Bonus Libya link: Juan Cole at The Nation tells the left that they are 100 percent wrong to think they have any reason to oppose this intervention--or, by implication, any intervention now or ever that we might guess will save anyone from death or oppression (even while, inevitably, murdering others):
If we just don’t care if the people of Benghazi are subjected to murder and repression on a vast scale, we aren’t people of the Left. We should avoid making ‘foreign intervention’ an absolute taboo the way the Right makes abortion an absolute taboo if doing so makes us heartless (inflexible a priori positions often lead to heartlessness).

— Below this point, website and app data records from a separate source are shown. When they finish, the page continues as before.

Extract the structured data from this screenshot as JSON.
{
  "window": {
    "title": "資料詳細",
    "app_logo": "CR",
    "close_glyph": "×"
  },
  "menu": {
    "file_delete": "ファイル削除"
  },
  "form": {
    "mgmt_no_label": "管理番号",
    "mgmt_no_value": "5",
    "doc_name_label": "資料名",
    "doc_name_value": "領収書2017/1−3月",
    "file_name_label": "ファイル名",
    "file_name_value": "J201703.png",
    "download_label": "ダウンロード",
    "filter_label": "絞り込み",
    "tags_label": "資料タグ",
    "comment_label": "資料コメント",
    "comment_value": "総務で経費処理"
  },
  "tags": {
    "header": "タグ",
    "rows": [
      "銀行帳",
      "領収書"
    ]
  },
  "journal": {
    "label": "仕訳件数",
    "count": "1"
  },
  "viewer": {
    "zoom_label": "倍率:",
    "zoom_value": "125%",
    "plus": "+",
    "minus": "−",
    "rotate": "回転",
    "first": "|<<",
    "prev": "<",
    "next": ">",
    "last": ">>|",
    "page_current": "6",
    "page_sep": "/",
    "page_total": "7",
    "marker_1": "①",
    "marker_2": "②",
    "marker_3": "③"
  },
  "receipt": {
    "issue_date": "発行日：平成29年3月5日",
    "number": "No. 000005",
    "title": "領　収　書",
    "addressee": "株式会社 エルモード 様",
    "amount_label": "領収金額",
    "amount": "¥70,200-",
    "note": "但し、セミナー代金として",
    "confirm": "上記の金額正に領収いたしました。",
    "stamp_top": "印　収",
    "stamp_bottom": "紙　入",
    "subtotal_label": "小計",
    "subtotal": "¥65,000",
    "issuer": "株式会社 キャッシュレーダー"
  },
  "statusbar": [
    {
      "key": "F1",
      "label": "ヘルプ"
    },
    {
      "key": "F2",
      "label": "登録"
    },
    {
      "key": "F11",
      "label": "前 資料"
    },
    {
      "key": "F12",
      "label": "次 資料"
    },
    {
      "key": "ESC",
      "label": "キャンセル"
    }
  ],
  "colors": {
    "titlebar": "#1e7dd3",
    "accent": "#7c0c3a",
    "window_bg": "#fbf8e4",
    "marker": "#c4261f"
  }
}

Seriously, guys--are we on the left going to be so heartless that we oppose dropping huge bombs on people and property from the air?? Is this what we've become?
And also--Churchill! He may not have been "p.c.," lefties, but he had his heart in the right place where it counts: waging ruthless war:
It is now easy to forget that Winston Churchill held absolutely odious positions from a Left point of view and was an insufferable colonialist who opposed letting India go in 1947. His writings are full of racial stereotypes that are deeply offensive when read today. Some of his interventions were nevertheless noble and were almost universally supported by the Left of his day.
Not at all sure why Cole thinks "what would Churchill do?" is or should be a burning question to the current Nation reader, but it gives me an opportunity to link to one of my favorite essays about Churchill, from libertarian historian Ralph Raico.